Automatic stabilisers are powerful recession-fighting tools because they respond far quicker than policymakers can design new legislation or economic packages. But our current set of stabilisers remain sadly out of date.

Claudia Sahm, a economist formerly from the Federal Reserve, has proposed a new set of automatic stabilisers fit for the twenty-first century. Her core proposal is a policy of automatically sending out additional welfare payments whenever the unemployment rate rapidly increases. Instead of having pensions and welfare payments set at a fixed rate, they could be automatically set to rise whenever the economy weakens, as measured by official ABS statistics.

In the Australian context, this could mean a top-up to the JobSeeker payment whenever the unemployment rate rises above a certain level. Alternatively, the bonus payments could be targeted more broadly to a wider group of low-income households based on tax data, as was the case with some of the Covid support payments.

Low-income households are highly likely to spend any additional money the government sends to them—they have a very high marginal propensity to consume. This means that the additional payments would flow very quickly into the wider economy, boosting spending just when the economy needs it most. Automating the process means that the payments can be sent out without waiting for Parliament to approve the stimulus which can often delay critical economic support.

Writing the pre-nup for a GST holiday

Income tax cuts are often deployed by economists in an attempt to stimulate the economy in the face of a downturn, given that they put more money in the hands of Australian consumers. However, income tax cuts are often saved by the majority of households that receive them, rendering them a fairly inefficient way of fighting off recessions. For every dollar sent to households, only a fraction is spent.

This is not true however of a reduction in the Goods and Service Tax (GST). Temporarily cutting the GST can be a very effective form of fiscal firepower as it creates an immediate incentive to Australian households to spend money today to benefit from a 10 per cent discount on all goods and services consumed. For households who are on the fence about buying a new fridge or a second car, this tax cut would provide a time-limited incentive to increase their consumption just when the economy most needs it. Even better, the only way to take advantage of the tax cut is to go out and spend money in the economy: by definition this is a tax cut that cannot be saved.

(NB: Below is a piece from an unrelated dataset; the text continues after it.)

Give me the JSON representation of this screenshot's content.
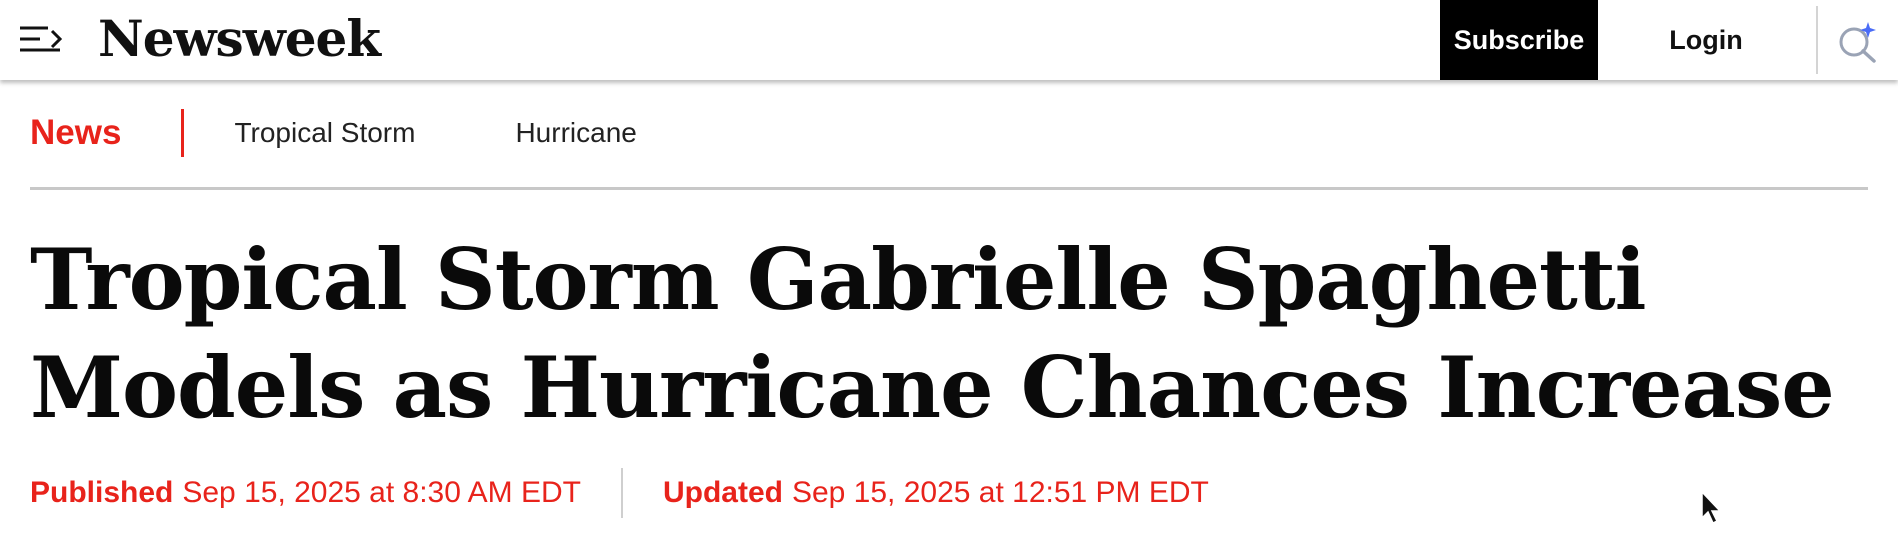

But there is a catch. The GST is regulated by agreement between the Commonwealth and the state governments and all the politics that the National Cabinet inevitably entails. Cutting the GST was considered as a policy response during the Global Financial Crisis—but the politics were considered too difficult at a time when speed was of the essence.

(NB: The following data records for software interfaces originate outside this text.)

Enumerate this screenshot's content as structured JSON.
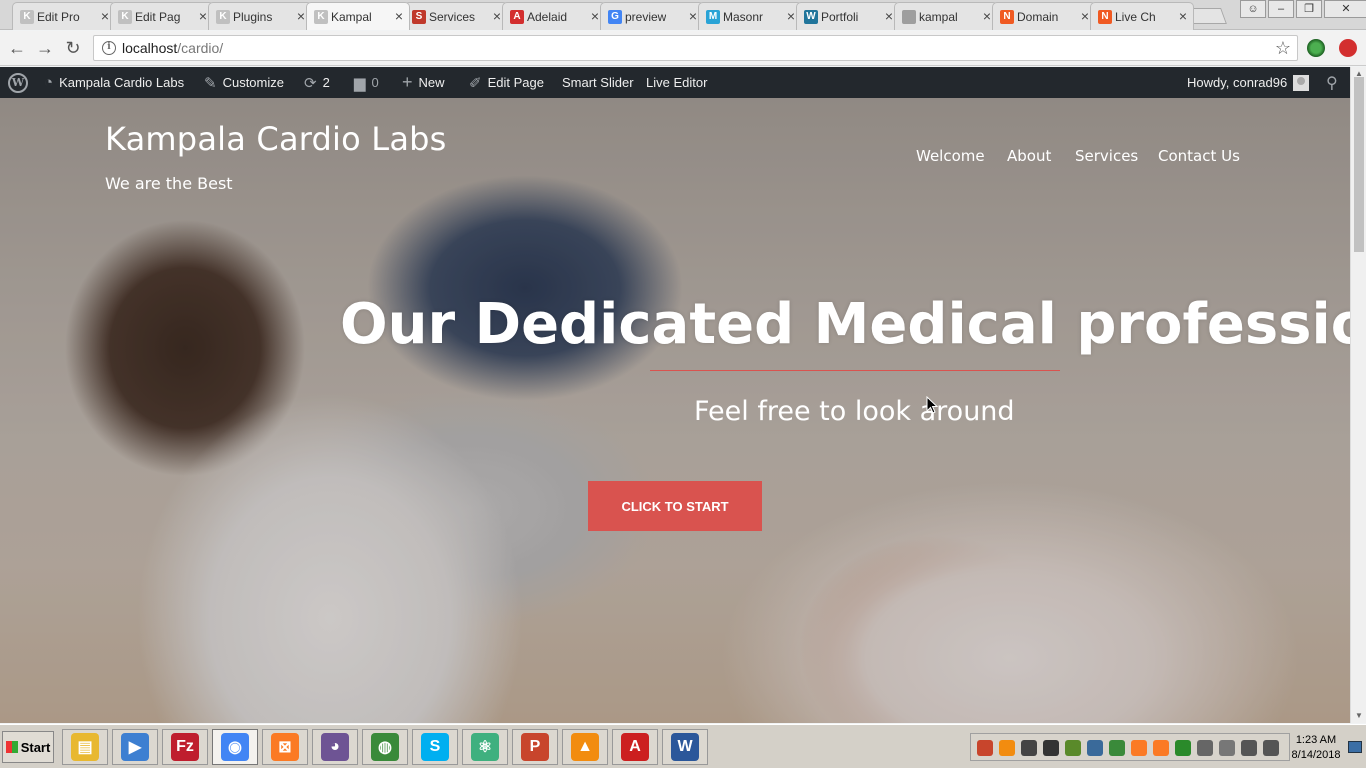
{
  "browser": {
    "tabs": [
      {
        "title": "Edit Pro",
        "favicon_color": "#c0c0c0",
        "favicon_glyph": "K"
      },
      {
        "title": "Edit Pag",
        "favicon_color": "#c0c0c0",
        "favicon_glyph": "K"
      },
      {
        "title": "Plugins",
        "favicon_color": "#c0c0c0",
        "favicon_glyph": "K"
      },
      {
        "title": "Kampal",
        "favicon_color": "#c0c0c0",
        "favicon_glyph": "K",
        "active": true
      },
      {
        "title": "Services",
        "favicon_color": "#c0392b",
        "favicon_glyph": "S"
      },
      {
        "title": "Adelaid",
        "favicon_color": "#d32f2f",
        "favicon_glyph": "A"
      },
      {
        "title": "preview",
        "favicon_color": "#4285f4",
        "favicon_glyph": "G"
      },
      {
        "title": "Masonr",
        "favicon_color": "#29a3d6",
        "favicon_glyph": "M"
      },
      {
        "title": "Portfoli",
        "favicon_color": "#21759b",
        "favicon_glyph": "W"
      },
      {
        "title": "kampal",
        "favicon_color": "#9e9e9e",
        "favicon_glyph": ""
      },
      {
        "title": "Domain",
        "favicon_color": "#f05a22",
        "favicon_glyph": "N"
      },
      {
        "title": "Live Ch",
        "favicon_color": "#f05a22",
        "favicon_glyph": "N"
      }
    ],
    "close_glyph": "×",
    "url_host": "localhost",
    "url_path": "/cardio/"
  },
  "adminbar": {
    "site_name": "Kampala Cardio Labs",
    "customize": "Customize",
    "updates_count": "2",
    "comments_count": "0",
    "new_label": "New",
    "edit_page": "Edit Page",
    "smart_slider": "Smart Slider",
    "live_editor": "Live Editor",
    "howdy": "Howdy, conrad96"
  },
  "site": {
    "title": "Kampala Cardio Labs",
    "tagline": "We are the Best",
    "nav": [
      "Welcome",
      "About",
      "Services",
      "Contact Us"
    ]
  },
  "hero": {
    "heading": "Our Dedicated Medical professionals",
    "subheading": "Feel free to look around",
    "cta": "CLICK TO START",
    "accent_color": "#d9534f"
  },
  "taskbar": {
    "start_label": "Start",
    "apps": [
      {
        "name": "file-explorer",
        "color": "#e8b830",
        "glyph": "▤"
      },
      {
        "name": "media-player",
        "color": "#3d7fd1",
        "glyph": "▶"
      },
      {
        "name": "filezilla",
        "color": "#bf1e2e",
        "glyph": "Fz"
      },
      {
        "name": "chrome",
        "color": "#4285f4",
        "glyph": "◉",
        "active": true
      },
      {
        "name": "xampp",
        "color": "#fb7a24",
        "glyph": "⊠"
      },
      {
        "name": "github",
        "color": "#6e5494",
        "glyph": "◕"
      },
      {
        "name": "network-globe",
        "color": "#3a8a3a",
        "glyph": "◍"
      },
      {
        "name": "skype",
        "color": "#00aff0",
        "glyph": "S"
      },
      {
        "name": "atom",
        "color": "#3fb07f",
        "glyph": "⚛"
      },
      {
        "name": "postman",
        "color": "#c8452c",
        "glyph": "P"
      },
      {
        "name": "vlc",
        "color": "#f28c0f",
        "glyph": "▲"
      },
      {
        "name": "acrobat",
        "color": "#cc1f1f",
        "glyph": "A"
      },
      {
        "name": "word",
        "color": "#2b579a",
        "glyph": "W"
      }
    ],
    "tray_icon_colors": [
      "#c8452c",
      "#f28c0f",
      "#444",
      "#333",
      "#5a8a2a",
      "#3a6a9a",
      "#3a8a3a",
      "#fb7a24",
      "#fb7a24",
      "#2a8a2a",
      "#666",
      "#777",
      "#555",
      "#555"
    ],
    "time": "1:23 AM",
    "date": "8/14/2018"
  }
}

That is why negotiating a “pre-nup” for a future GST holiday would be a perfect focus for policymakers when the storm clouds are far from the horizon. Such an agreement between the states and Canberra would outline in what circumstances the federal treasurer could declare a GST holiday and who would pay for the tax cut (the Commonwealth Treasury in all likelihood).

By pre-negotiating how, when and why a temporary cut to the GST would be implemented, we could give the federal government a new powerful tool in its recession-fighting arsenal.

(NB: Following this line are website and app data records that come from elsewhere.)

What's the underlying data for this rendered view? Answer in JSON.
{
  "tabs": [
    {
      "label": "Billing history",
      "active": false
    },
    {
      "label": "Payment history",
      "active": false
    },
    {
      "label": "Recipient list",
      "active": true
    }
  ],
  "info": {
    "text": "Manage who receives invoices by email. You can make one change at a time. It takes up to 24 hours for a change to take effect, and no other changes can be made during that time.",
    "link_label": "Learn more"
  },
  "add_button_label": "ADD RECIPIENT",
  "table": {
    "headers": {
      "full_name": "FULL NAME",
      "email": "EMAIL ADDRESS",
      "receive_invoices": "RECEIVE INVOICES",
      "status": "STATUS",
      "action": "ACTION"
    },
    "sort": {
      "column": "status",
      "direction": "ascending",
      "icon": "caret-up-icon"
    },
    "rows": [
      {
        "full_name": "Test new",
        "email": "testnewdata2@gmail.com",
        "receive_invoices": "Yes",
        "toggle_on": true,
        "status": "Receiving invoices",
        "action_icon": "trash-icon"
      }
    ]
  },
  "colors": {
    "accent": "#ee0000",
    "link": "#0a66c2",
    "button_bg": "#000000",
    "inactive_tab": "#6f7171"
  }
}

The best time to repair the roof is when the sun is shining. While the Australian economy does face a different set of issues today, in the long run the risk of recession remains real. Rising inequality, higher debt levels and an ageing population have created an economy in which interest rates are permanently lower and fiscal policy will play an increasingly important role stabilising the economy. Policymakers should recognise this and update our fiscal firepower with new ideas and new technology so we can ensure that full employment is a permanent feature of the Australian economy.

Dr Zac Gross is a lecturer in economics at Monash University and a former economist at the Reserve Bank of Australia.

Image credit: Treasurer Jim Chalmers and Prime Minister Anthony Albanese are planning a jobs summit in September. (AAP Image/Mick Tsikas)